So here I was, reading along in City of Ashes (I think). Inside the story, everyone’s busy figuring out who did what, and visited the boat (readers will know about where I was).
All of a sudden, a little voice behind me said,
Sounded really small, too. I wasn’t sure how small, because my back was turned.
But I said “Hi” back.
And then I laughed. And then a woman laughed. I turned around to see a blond-haired boy in the cart (where kids normally sit if they’re small). I don’t think he would have reached too far above my knee, if he would’ve been standing up.
After that, he was reaching for books, or whatever, and I went back to my own reading.
And almost lost out.
Well, I didn’t really think much of it. Some kid said hi to me in a store. What’s the big deal?
There’s a lot for writers and others to mine in here. Good stuff for business, life, and a few other things, most likely.
This boy had tremendous guts. He didn’t have to say anything to me, but he wanted to be nice. Or thought I was interesting, or what-have-ya. But I was still a stranger to him. Point being, a lot of people are afraid of a lot of things by the time they grow up. This kid didn’t have any of that. And I hope he never learns any of that fear stuff–some of which I’m still unlearning. Some fears are justified (like playing out in traffic), and some are not.
Writers can use this every day. So can others. Every job interview you go to, every copywriting or business prospect you email, call, or visit, and every editor or agent you contact, for those first few minutes, will be a stranger, too. No way around it.
But just like that little boy, don’t let that stand in your way. There’s over 7 billion people in the world (or so), and I’ve only met a small fraction of ’em. Billions of people will be still be strangers to me when I’m gone. So, might as well get used to it.
Write that story, or polish that email. Chat with that prospect, or editor. Do the best you can do. And then do your best to be better.
Sometimes people plan too much. This boy didn’t do a SWOT analysis, take a survey, or draw up an outline before he said hi to me. And I’m not knocking those things, by the way. Something I’ve come to realize over the past couple years is that there’s time for planning, and there’s time for action.
It’s better to go into things with a general plan and get going, than to have a super-specific plan, but do nothing with it.
If you like to outline, go ahead. I find that it gives me focus, with stories, especially. But in the end, it’s YOU who has to put the pixels on screen, or ink on paper (another lesson for me personally).
He was willing to move ahead quickly. After the little boy said hi, and the woman with him (I’m guessing his mom) and I laughed about it, that was it. He was busy looking at books, and other things.
He probably forgot about me. Oh well.
But let’s look at this.
How many times have you worried about a project, assignment, or manuscript, after you sent it off, made preparations, or otherwise were done with it? Yeah, so have I.
And it’s really not good for you. People mess up. And (here’s another one for me) they can’t be perfect all the time.
No way, nada, nope, ain’t gonna happen.
People decide not to buy. Manuscripts are sometimes rejected. That’s why folks test marketing methods, do research, and above all, if you’re a writer, write.

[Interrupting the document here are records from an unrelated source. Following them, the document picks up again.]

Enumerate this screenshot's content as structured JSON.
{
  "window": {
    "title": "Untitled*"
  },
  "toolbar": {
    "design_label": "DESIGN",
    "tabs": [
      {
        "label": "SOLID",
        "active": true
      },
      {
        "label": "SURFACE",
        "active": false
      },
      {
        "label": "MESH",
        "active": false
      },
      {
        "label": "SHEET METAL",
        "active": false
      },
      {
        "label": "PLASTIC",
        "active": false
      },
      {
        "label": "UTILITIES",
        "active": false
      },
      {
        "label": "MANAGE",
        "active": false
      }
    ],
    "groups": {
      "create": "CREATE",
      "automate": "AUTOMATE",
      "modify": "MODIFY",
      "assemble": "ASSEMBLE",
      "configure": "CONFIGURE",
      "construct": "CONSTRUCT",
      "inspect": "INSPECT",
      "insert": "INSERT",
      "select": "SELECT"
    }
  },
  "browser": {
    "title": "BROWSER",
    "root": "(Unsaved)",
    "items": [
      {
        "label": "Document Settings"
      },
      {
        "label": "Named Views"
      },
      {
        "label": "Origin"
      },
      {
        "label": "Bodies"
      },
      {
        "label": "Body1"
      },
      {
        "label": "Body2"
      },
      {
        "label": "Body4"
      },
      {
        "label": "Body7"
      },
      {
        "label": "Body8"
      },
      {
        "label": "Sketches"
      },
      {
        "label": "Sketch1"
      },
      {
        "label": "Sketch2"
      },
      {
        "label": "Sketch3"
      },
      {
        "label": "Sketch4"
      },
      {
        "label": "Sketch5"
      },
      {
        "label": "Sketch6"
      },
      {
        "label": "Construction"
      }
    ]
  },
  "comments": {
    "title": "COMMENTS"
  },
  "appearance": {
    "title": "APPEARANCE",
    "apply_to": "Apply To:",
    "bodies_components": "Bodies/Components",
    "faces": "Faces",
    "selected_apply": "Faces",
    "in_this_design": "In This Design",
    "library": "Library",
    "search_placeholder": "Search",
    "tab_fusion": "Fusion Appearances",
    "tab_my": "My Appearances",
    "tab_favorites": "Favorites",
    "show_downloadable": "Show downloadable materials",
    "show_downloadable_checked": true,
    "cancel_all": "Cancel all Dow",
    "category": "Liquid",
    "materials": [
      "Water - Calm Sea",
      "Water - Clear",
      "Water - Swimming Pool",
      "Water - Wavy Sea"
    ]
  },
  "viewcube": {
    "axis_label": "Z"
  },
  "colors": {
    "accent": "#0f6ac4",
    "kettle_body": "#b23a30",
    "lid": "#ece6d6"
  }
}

Write, and write some more. And absolutely, there’s times when you don’t want to.
Do something simple. Work on another project. Take a break. Go outside (not in the Midwest in February, but, you know).
Planning and action are like writing and marketing. You need both. And both need time spent on them.
Like a boy saying hi in a store before looking at books.
Until next time,